→ HOW TO COMPLETE THIS TASK
Among the records, which lines hold the word "price"? Pick them out.
.....
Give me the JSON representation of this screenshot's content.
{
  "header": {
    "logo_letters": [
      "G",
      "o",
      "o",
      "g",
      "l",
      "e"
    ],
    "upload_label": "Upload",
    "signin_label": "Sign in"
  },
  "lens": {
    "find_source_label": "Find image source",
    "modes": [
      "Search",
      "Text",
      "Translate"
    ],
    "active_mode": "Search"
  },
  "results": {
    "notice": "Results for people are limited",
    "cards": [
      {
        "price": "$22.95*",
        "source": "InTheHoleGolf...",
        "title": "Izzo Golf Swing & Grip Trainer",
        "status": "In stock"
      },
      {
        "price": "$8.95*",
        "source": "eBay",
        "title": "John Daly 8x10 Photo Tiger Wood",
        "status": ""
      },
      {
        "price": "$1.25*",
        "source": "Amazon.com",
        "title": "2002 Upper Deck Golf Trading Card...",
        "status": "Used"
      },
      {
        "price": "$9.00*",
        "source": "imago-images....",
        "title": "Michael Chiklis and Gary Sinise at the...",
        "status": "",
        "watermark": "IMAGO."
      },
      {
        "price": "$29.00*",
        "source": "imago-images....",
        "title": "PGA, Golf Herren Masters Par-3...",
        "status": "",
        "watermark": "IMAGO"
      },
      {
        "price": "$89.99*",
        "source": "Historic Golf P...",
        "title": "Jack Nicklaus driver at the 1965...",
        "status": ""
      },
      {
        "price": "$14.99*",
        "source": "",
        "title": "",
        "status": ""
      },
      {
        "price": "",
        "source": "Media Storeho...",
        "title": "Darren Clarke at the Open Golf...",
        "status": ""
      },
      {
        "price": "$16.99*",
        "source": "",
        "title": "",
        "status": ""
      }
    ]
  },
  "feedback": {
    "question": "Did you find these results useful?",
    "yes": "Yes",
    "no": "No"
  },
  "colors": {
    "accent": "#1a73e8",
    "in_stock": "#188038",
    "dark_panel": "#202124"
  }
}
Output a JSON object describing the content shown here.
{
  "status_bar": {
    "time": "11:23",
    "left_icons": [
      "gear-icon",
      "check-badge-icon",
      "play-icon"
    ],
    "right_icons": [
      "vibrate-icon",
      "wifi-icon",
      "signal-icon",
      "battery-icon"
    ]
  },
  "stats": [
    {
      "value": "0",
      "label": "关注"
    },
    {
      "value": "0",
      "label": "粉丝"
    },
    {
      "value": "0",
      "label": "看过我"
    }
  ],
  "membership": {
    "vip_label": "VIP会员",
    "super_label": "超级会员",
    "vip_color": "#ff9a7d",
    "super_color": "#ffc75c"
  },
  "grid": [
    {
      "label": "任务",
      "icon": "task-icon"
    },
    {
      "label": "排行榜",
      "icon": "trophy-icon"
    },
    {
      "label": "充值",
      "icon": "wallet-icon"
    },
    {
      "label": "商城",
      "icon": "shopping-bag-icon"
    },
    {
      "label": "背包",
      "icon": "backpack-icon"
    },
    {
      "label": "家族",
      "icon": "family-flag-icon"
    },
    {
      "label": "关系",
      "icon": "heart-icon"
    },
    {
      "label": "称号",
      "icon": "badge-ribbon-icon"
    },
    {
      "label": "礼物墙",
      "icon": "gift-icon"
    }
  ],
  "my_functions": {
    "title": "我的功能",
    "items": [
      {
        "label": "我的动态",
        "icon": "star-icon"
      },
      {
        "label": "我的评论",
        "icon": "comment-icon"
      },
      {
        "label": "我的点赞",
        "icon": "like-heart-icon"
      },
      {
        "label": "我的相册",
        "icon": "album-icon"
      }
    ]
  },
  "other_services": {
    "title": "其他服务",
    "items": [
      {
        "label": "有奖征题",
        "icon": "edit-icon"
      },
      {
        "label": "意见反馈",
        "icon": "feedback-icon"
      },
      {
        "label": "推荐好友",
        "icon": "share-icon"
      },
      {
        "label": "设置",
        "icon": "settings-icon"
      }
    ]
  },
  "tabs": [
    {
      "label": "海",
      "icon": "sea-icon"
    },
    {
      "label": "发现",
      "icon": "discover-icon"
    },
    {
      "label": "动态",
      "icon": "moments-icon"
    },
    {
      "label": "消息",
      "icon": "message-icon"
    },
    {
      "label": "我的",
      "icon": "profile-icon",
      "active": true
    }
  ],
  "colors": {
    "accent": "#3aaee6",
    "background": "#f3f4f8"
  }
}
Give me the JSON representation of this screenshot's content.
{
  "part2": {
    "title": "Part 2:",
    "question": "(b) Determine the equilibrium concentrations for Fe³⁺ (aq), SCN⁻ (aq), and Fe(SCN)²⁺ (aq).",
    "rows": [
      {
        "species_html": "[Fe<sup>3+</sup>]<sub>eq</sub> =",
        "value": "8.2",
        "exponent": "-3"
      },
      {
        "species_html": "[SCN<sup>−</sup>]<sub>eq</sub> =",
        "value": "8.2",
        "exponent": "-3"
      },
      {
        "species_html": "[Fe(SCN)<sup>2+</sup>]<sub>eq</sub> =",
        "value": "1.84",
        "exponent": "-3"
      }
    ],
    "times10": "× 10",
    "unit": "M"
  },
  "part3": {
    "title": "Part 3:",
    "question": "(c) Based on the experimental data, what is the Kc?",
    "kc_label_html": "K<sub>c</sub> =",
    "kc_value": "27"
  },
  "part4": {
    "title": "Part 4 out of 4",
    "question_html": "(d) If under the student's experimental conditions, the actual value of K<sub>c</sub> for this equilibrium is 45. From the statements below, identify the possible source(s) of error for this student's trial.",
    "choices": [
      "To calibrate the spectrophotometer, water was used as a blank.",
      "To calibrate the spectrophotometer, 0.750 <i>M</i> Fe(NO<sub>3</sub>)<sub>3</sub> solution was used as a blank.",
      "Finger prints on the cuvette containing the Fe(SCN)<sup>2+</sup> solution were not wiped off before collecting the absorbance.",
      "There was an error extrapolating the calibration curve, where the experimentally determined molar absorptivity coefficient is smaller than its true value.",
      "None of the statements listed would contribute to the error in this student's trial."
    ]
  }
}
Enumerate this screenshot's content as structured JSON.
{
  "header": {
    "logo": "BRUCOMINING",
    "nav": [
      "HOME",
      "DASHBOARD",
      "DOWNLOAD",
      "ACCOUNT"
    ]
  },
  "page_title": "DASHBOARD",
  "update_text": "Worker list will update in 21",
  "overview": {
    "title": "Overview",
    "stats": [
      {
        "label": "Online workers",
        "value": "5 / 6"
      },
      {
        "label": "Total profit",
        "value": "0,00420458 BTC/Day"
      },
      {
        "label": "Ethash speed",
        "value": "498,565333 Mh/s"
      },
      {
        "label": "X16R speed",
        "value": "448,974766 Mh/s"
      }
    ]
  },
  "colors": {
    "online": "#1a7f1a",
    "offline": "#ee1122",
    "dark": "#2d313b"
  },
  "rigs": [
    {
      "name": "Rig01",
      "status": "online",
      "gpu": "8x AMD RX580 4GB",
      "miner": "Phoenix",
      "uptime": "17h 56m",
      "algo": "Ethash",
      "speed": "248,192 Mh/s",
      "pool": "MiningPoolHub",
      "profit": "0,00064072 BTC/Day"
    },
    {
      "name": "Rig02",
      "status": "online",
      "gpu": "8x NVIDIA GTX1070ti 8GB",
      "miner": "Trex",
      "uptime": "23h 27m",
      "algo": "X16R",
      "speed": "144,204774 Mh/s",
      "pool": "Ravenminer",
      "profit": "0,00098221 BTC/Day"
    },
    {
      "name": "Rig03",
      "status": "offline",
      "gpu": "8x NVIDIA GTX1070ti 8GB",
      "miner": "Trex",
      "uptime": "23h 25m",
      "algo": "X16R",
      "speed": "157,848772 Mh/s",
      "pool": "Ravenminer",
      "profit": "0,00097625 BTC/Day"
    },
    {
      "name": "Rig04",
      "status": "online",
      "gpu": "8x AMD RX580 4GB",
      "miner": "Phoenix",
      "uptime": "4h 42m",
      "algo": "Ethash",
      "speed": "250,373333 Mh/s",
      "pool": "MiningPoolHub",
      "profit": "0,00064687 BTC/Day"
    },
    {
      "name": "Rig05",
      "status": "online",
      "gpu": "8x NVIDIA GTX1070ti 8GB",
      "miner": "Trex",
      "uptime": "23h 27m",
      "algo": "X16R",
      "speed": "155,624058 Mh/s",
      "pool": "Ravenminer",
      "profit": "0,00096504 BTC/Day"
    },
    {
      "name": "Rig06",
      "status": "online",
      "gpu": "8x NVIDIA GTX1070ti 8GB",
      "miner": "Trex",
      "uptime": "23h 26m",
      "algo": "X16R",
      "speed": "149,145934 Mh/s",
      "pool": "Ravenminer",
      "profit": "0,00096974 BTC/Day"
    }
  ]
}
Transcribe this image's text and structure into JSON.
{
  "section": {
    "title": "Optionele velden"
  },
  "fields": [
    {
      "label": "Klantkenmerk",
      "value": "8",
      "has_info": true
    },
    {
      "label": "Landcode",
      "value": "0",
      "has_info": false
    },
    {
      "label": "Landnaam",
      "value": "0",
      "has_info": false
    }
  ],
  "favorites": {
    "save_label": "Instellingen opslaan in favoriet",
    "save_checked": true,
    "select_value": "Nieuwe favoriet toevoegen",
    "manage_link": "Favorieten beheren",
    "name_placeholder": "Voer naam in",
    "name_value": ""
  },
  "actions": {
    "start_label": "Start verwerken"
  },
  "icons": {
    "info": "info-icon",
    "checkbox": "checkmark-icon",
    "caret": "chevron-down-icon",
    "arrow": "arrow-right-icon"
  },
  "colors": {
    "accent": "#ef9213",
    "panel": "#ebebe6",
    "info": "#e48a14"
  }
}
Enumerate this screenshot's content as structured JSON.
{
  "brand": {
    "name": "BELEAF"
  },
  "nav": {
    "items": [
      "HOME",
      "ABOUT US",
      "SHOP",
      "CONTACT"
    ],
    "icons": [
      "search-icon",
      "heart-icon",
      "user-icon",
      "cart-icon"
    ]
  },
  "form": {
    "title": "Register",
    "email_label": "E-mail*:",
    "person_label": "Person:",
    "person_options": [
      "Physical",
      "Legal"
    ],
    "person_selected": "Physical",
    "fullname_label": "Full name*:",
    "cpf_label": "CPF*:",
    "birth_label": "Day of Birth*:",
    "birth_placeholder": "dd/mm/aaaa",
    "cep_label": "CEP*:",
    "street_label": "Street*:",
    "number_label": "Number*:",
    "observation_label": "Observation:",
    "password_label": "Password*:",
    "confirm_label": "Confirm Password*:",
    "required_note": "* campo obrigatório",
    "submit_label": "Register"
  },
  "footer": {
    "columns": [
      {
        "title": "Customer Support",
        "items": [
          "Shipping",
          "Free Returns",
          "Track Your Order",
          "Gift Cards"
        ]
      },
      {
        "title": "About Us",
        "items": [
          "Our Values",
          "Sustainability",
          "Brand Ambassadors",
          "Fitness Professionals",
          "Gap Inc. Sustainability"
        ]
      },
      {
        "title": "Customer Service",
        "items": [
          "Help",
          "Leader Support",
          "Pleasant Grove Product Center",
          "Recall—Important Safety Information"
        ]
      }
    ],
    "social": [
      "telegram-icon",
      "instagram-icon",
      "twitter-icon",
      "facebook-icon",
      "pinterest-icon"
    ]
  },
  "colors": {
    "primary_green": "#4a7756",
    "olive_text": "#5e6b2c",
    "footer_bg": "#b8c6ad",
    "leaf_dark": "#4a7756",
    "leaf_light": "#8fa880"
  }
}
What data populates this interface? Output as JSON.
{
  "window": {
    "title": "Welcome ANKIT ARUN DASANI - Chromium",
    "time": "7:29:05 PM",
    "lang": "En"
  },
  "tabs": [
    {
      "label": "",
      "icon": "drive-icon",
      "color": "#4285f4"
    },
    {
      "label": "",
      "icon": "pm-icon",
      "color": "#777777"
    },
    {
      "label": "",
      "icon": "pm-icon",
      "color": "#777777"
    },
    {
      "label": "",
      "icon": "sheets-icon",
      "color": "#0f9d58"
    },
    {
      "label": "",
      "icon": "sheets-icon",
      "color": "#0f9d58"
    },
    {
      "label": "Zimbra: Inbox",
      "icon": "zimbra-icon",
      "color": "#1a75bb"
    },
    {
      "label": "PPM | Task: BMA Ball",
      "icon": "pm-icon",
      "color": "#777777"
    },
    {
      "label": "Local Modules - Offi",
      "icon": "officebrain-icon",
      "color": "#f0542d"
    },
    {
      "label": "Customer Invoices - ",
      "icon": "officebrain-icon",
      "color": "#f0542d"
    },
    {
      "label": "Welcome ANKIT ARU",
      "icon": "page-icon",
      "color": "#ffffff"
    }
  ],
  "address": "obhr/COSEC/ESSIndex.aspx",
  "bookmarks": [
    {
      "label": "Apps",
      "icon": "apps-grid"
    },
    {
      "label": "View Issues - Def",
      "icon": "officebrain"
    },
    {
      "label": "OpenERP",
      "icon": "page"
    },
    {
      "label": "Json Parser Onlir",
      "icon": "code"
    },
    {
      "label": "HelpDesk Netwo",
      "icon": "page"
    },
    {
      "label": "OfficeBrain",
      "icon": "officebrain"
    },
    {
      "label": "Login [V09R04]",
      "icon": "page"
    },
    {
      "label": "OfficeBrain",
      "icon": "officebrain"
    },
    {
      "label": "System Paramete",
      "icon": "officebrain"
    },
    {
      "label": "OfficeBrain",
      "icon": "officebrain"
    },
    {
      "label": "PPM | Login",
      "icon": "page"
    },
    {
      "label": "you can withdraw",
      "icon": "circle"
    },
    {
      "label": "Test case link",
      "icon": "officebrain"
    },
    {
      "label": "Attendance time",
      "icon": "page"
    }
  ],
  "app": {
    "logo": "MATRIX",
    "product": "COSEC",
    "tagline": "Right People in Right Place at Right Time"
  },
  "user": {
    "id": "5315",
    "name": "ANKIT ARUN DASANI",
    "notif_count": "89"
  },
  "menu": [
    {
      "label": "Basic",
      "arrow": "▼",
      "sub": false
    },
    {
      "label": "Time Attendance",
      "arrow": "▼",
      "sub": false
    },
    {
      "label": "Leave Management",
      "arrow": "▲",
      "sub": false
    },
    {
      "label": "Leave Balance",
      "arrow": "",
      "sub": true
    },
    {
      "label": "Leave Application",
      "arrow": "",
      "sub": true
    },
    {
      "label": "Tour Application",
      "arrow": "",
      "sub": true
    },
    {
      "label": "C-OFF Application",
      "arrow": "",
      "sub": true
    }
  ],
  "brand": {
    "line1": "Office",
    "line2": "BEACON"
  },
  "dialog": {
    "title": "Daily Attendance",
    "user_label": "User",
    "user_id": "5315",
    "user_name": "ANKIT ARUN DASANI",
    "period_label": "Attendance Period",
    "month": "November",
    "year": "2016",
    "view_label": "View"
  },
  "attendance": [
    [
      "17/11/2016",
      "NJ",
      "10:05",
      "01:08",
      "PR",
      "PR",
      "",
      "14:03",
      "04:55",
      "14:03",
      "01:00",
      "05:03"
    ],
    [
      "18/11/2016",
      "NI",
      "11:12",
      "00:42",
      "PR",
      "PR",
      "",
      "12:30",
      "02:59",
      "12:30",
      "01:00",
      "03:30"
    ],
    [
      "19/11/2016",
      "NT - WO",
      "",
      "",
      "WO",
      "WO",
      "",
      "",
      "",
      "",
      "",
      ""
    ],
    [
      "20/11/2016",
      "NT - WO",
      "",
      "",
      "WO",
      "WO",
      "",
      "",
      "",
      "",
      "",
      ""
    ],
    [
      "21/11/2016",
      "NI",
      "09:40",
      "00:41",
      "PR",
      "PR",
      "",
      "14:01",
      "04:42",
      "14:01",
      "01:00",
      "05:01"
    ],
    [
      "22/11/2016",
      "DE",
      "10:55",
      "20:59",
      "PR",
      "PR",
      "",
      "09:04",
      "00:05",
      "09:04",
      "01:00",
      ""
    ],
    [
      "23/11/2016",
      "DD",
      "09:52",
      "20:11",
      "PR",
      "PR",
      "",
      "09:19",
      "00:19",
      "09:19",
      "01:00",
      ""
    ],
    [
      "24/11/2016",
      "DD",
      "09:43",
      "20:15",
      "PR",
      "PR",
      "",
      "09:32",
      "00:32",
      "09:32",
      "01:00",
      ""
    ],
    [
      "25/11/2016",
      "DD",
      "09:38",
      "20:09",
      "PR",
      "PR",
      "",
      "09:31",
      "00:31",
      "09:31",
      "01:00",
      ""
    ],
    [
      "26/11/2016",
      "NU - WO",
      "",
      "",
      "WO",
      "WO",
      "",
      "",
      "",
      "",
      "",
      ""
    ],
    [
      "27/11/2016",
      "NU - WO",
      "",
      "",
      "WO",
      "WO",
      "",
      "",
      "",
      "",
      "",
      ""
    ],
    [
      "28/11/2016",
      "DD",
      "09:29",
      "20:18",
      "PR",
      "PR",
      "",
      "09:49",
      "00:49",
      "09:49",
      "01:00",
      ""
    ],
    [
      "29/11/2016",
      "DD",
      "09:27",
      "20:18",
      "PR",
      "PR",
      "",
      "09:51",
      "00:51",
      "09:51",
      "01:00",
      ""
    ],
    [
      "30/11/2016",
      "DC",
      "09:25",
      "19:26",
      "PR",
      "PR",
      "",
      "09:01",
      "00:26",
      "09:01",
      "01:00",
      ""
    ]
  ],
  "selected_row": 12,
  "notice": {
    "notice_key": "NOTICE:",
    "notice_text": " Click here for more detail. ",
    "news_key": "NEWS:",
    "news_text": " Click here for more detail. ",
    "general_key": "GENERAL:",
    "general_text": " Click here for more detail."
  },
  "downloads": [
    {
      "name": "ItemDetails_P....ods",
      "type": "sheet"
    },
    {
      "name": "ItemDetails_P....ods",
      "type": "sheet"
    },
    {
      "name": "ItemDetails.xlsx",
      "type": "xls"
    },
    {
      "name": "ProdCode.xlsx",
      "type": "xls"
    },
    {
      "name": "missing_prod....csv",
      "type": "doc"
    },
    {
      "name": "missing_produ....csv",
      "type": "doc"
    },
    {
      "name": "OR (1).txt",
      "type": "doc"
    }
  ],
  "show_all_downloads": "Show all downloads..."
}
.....
→ ANSWER FOR THIS EXERCISE
        "price": "$22.95*",
        "price": "$8.95*",
        "price": "$1.25*",
        "price": "$9.00*",
        "price": "$29.00*",
        "price": "$89.99*",
        "price": "$14.99*",
        "price": "",
        "price": "$16.99*",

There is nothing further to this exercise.